New Year, New Food Craze: Fudge Buckets in St. Augustine, Florida
It seems every new year brings with it a new food trend. There was the donut craze of 2011, which begged the eternal question: "Yeast or cake?" There was the froyo obsession of 2010 that had food chemists around the world wondering why anyone would eat cheesecake-flavored frozen yogurt, when cheesecake tastes good neither frozen or yogurty. And remember 2009? It was as if cupcakes were re-born that year -- a new breed of cake no longer limited to Bozo the Clown-era children's parties, but a more sophisticated cute-but-ironically-so cake that became the hallmark of prepsters around the world.
Historians will one day tell the food craze story of 2012. I've got nothing on that one. But 2013? Let me tell it to you now, in jingle form: It's the cup without the cake, it's that treat that tastes so great, sits so yummy in your tummy that you'll really celebrate! It's fudge.
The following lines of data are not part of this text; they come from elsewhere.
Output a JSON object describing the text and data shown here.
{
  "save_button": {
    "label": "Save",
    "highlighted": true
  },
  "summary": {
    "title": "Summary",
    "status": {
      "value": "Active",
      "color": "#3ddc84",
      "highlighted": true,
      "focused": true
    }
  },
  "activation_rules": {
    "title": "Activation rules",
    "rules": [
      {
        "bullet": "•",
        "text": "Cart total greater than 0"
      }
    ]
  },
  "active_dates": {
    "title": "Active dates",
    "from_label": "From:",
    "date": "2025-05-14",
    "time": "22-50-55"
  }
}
Fudge buckets, to be precise. Butter, sugar and cream, plus whatever flavors your heart desires (Chocolate peanut butter? Maple glazed pecan? Cherry vanilla?) placed into a single serving bucket with a tiny plastic spoon. Fudge has been a staple of Southern U.S. confections for over 100 years and here, in St. Augustine, Florida, the creamy sweet squares can be found in nearly every candy shop.
I first came across Fudge Buckets while sitting in a hotel lobby. There I was, drinking complimentary coffee from a styrofoam cup, living the good life, when a local monthly caught my eye. "St. Augustine's monthly paper!" it read, and then, below, "December Issue!" Well there I was, in St. Augustine in the month of December. I couldn't help but pick it up. And inside, on nearly the last page, I found an article about Gary and Michelle.
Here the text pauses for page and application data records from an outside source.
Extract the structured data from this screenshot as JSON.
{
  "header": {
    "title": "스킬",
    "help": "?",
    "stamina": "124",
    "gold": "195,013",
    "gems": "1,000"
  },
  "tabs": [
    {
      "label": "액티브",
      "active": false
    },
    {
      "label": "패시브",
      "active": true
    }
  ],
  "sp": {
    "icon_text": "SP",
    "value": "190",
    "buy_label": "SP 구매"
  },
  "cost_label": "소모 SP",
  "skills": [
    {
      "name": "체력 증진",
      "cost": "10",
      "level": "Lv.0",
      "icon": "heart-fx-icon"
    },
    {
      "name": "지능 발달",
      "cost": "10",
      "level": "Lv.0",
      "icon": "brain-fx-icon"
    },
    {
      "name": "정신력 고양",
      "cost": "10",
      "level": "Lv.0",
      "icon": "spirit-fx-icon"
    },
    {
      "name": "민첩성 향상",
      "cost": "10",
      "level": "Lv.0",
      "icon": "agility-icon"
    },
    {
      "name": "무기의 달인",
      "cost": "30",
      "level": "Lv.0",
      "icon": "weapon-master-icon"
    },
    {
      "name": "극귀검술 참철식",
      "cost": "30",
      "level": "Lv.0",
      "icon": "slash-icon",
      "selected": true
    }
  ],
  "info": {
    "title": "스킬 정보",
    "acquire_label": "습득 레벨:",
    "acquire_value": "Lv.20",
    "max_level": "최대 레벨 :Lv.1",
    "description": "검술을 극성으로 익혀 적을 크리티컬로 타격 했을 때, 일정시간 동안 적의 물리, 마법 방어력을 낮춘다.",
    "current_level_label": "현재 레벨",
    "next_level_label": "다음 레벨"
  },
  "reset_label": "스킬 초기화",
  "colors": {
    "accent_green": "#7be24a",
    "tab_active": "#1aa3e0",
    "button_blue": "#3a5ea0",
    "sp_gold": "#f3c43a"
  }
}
For a little less than a year Gary and Michelle, most recently of Myrtle Beach origin, have been innovating in the fudge space. Food entrepreneurs by heart, they stumbled upon the idea of storing fudge in plastic containers during a vacation together. Fudge, usually sold by weight in heaping portions, has the nasty habit of drying out... unless you seal it up in a single serving package. That's how the fudge bucket was born.
So after months touring North and South Carolina in a truck filled with over 1,000 fudge buckets, Gary and Michelle decided to "settle down" in St. Augustine. I say "settle down" because these two are anything but complacent. There's a hectic passion behind Fudge Buckets, from the 187 flavors (18 of which are readily bucketed) to the 2,000 buckets sold per week.
I met Gary by chance. My brother, who is renowned for his endless appetite and lack of regard for weather-appropriate food, was on the hunt for a post-dinner chocolate milkshake. Fudge Buckets appeared on the horizon (they serve Blue Bell ice cream and shakes) and as we stepped in it slowly dawned on me that we were in the very same fudge shop I had read about in the paper. The pieces fell into place: fudge, buckets and an incredibly friendly greeting.
Michelle took my brother over to the ice cream counter for his shake and Gary began to stuff us with samples. If we hesitated to pick a flavor, he would pick one for us. If we didn't like what he chose, he'd eat it himself, grin wide and give us another sample. We ended up with a bag of buckets (chocolate peanut butter and pumpkin) and two new friends.
It's hard to understand what drives the new food trends that seem to take a country by storm. Maybe it's a great recipe. Maybe it's studied execution. Or maybe it's simply passion. Gary and Michelle certainly have all the above. And if their three hours of sleep a night ("Bill Clinton did it") and endless flavor creation is anything to go by, they've got the stamina to create something big.